I realized that a doctor or nurse could only do so much to fix the problem at hand. In the world of medicine, the physical problem reveals the product of the accident itself. When lookingat the bigger picture, however, the accident itself reveals how one’s standard of living andchronic health issues can drastically damage the quality of the rest of their life. These healthcare facilities not only need more human and material resources, but the world also requires better healthcare policies if each person is to receive the quality of life they deserve. As ProfessorKokwaro of Strathmore Business School puts it, “the problem in Kenya is not [necessarily] lack of money…. [It] is actually efficient use of the resources we have” (2017). Money must bemanaged better in order to provide people the healthcare they need and to support the work of their healthcare providers. Thus, it is the management of healthcare within the society that needs to change, not necessarily the healthcare or the society itself.

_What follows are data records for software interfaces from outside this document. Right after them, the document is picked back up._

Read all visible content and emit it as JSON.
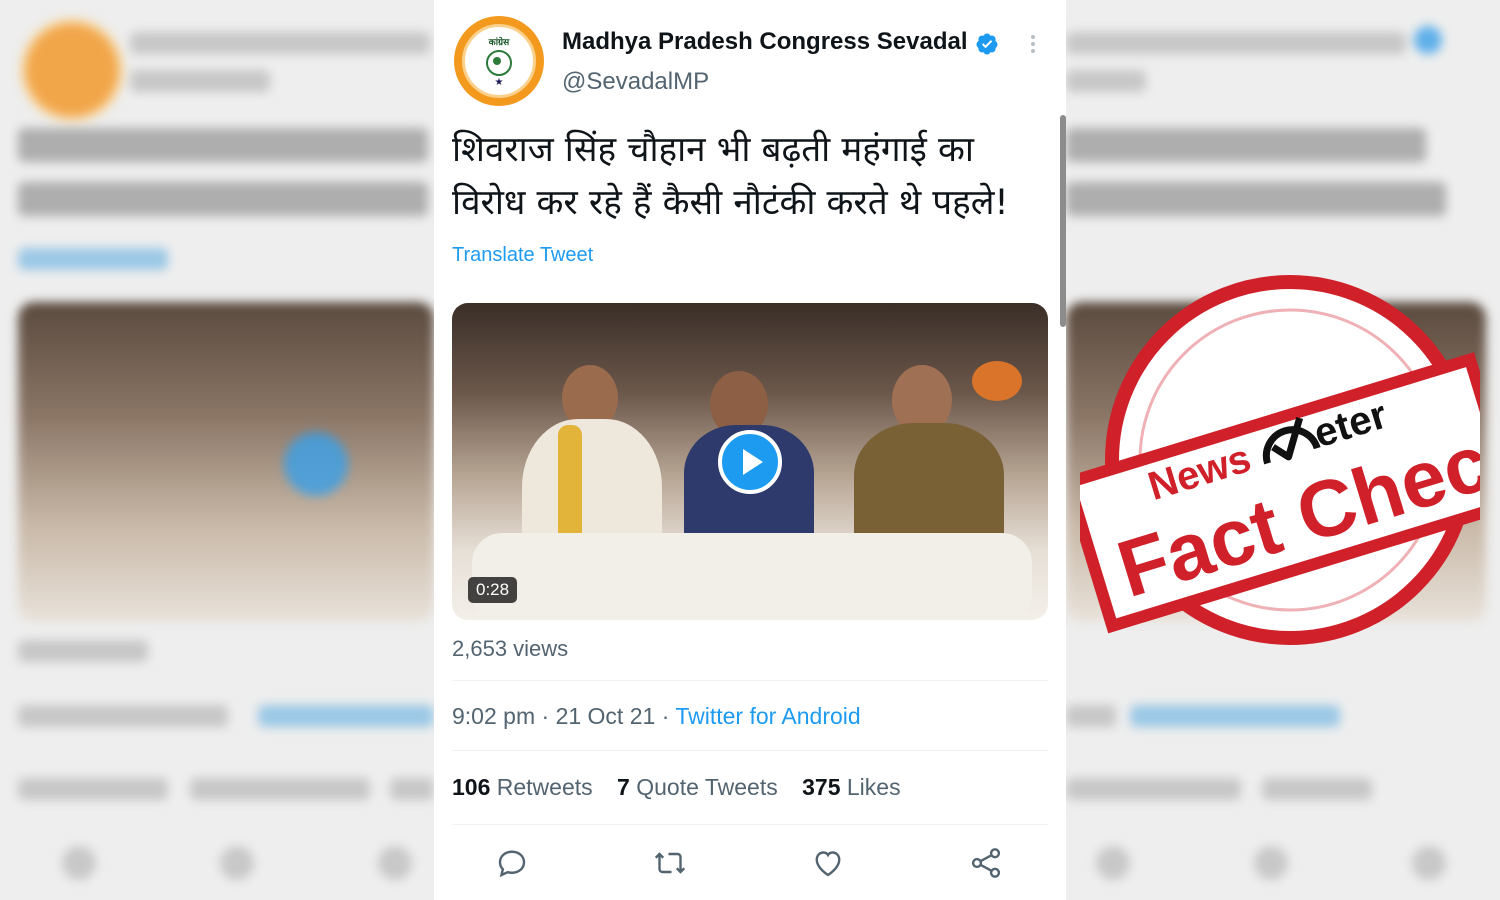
{
  "tweet": {
    "display_name": "Madhya Pradesh Congress Sevadal",
    "handle": "@SevadalMP",
    "text_line1": "शिवराज सिंह चौहान भी बढ़ती महंगाई का",
    "text_line2": "विरोध कर रहे हैं कैसी नौटंकी करते थे पहले!",
    "translate_label": "Translate Tweet",
    "video_duration": "0:28",
    "views": "2,653 views",
    "time": "9:02 pm",
    "date": "21 Oct 21",
    "separator": "·",
    "source": "Twitter for Android",
    "retweets_count": "106",
    "retweets_label": "Retweets",
    "quotes_count": "7",
    "quotes_label": "Quote Tweets",
    "likes_count": "375",
    "likes_label": "Likes"
  },
  "stamp": {
    "brand_news": "News",
    "brand_meter": "eter",
    "label": "Fact Check"
  },
  "icons": [
    "verified-badge-icon",
    "more-options-icon",
    "play-icon",
    "reply-icon",
    "retweet-icon",
    "like-icon",
    "share-icon"
  ],
  "colors": {
    "accent": "#1d9bf0",
    "stamp_red": "#d0202a",
    "text": "#0f1419",
    "secondary_text": "#536471"
  }
}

In addition to the global health awareness I gained, I also learned more about who I want to be in relation to it. My whole life up to this point has been anchored by healthcare. For the thirteen years that I did gymnastics, I had to listen to both my body and to the doctors and therapists that took care of it. After my career came to a sudden stop, I lacked a part of me that I had always known. I still had to go to the doctor and see my therapists to manage chronicinjuries. But without the sport, I didn’t have any techniques to work on or a strict schedule to stick to or a team that depended on me. I felt lost. I felt useless. I didn’t know what to do with the skills I enjoyed practicing. But then I began observing surgeries. On my very first day in the theater, I observed three neurosurgery procedures. Surgery combined the skills I sought to practice and perfect: using knowledge of how the human body functions to problem-solve a leaky dura tear, working as a team to place a VP shunt within the thin skin of hydrocephalus patient, and even perfecting the fine motor skill techniques needed to cleanly suture a messy wound. Though neurosurgeries can be much more complicated, I felt a sort of adrenaline rush from the technical variety and creativity of these procedures. It was as if I was once again flipping through the air.

For the first time in a long time, I have a clear sense of direction in my studies. A career in healthcare and surgery have interested me for a while now. But it was only in understanding the medical tragedies and the poverty in Kenya that I was able to gain insight into the future that, at one point, I could only imagine. I can see more clearly now why poorer people have poorer health outcomes. Though some problems seem to have obvious answers, my time in Kenya showed me how deep-rooted their sufferings are. At the core of every surface-level issue, we face complex, systemic challenges that affect each and every person in each and every society. Unfortunately, it is how the world is and became to be. However, because we run the system, we also hold a certain responsibility to deal with and learn from its consequences.

All in all, my trip to Kenya held more lessons than I could comprehend in a mere month and a half. I immediately saw many differences between the ways that Kenyans and Americans live. However, it took time, bravery, and heartache to completely understand the culture of the country and the types of changes it needs. From culture-shock to gory surgeries, I gained experiences that will leave a mark on my heart and fascinations in my mind for the career to come. I love the people that I happened upon, and I am so unworthy of the love I received. I want more than anything to go back and drastically change the lives of those suffering. But I am forever grateful for the short opportunity to see into the lives of so many people and learn from the most beautiful of countries.